"Gagnon has offered a learned, judicious, and comprehensive examination of the biblical testimony....fair and compassionate...a major resource...." -- Brevard S. Childs, Sterling Professor of Divinity (Hebrew Bible), Emeritus, Yale Divinity School (From Inside Book)
"Gagnon's book is an extremely valuable contribution to the current debate....I recommend this book wholeheartedly." -- C. E. B. Cranfield, Professor of Theology (New Testament), Emeritus, University of Durham (From Inside Book)
"Gagnon's incisive logic, prudent judgment, and exhaustive research should make this book a dominant voice in the contemporary debate." -- Jerome Murphy-O'Connor, O.P., Professor of New Testament, Ecole Biblique, Jerusalem (From the Back Cover)
"I believe that this volume will become a classic in the ongoing discussion of the church's...response to homosexuality." -- Duane F. Watson, Professor of New Testament, Malone College (From Inside Book)
"I know of no comparable study of the texts and interpretive debates that surround homosexual behavior." -- Max L. Stackhouse, Stephen Colwell Professor of Christian Ethics, Princeton Theological Seminary (From the Jacket Flap)
"No Christian concerned with homosexuality can afford to ignore this book." -- John Barton, Oriel and Laing Professor of the Interpretation of Holy Scripture, University of Oxford (From the Back Cover)
"This is a brilliant, original, and highly important work,...indispensable even for those who disagree with the author." -- James Barr, Distinguished Professor of Hebrew Bible, Emeritus, Vanderbilt University
I include these reviews for those to whom scholarship is important.
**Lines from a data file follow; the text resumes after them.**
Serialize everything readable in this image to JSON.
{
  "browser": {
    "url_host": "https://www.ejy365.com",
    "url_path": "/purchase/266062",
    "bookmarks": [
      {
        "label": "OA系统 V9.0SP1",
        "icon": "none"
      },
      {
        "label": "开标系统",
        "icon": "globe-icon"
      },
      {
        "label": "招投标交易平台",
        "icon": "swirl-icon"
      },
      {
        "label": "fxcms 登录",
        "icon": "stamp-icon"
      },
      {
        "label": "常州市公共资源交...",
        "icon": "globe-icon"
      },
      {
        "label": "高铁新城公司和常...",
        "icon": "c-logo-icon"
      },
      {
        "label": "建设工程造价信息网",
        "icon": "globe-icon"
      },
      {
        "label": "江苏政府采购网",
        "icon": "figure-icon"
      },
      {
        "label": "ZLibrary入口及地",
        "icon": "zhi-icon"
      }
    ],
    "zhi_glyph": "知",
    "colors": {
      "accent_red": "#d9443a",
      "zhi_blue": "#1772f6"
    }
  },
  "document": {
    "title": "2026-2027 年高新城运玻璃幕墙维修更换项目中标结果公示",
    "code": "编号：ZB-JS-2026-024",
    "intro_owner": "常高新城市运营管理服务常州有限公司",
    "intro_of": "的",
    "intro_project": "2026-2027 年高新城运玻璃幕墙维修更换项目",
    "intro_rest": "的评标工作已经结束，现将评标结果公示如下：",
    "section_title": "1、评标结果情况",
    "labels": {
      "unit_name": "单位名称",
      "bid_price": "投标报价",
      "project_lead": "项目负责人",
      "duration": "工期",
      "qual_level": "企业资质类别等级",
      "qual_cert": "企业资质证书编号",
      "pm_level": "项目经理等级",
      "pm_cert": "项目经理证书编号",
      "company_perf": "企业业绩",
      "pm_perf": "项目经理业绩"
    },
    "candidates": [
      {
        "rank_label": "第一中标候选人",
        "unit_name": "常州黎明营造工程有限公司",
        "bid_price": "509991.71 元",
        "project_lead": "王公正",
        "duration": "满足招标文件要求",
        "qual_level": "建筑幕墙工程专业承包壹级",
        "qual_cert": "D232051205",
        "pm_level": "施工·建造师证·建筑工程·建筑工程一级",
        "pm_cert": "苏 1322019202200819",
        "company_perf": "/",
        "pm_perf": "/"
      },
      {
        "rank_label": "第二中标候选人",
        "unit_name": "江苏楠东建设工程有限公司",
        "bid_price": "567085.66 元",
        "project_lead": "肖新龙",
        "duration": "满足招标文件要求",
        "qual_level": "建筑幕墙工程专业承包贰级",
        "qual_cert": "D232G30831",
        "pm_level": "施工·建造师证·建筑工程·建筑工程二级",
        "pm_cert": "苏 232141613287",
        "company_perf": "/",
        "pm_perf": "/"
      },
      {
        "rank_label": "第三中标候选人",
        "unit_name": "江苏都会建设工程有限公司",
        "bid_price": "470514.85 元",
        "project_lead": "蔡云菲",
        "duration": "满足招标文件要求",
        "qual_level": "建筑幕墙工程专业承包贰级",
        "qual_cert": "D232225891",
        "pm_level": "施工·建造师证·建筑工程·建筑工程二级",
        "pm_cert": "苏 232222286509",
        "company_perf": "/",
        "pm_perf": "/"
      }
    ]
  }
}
For those of us concerned that we are rushing over the cliff without discussion, I think the area we should be most concerned to address is the legal issue, and not the religious issue. This is because, overwhelmingly, we don't legislate biblical morality. For example, biblically, gossip and gluttony are sins. Engaged in, they mitigate against human flourishing. Ironically, the secular media seems to feed off gossip while being anti-overfeeding in the campaign to wipe out obesity in America. But I don't think we should make a law against gossip, or a law against gluttony (in spite of New York Mayor Bloomberg's attempts to do so).
Address the meaning of "marriage." Focus on this now. Don't let the bandwagon effect divert you.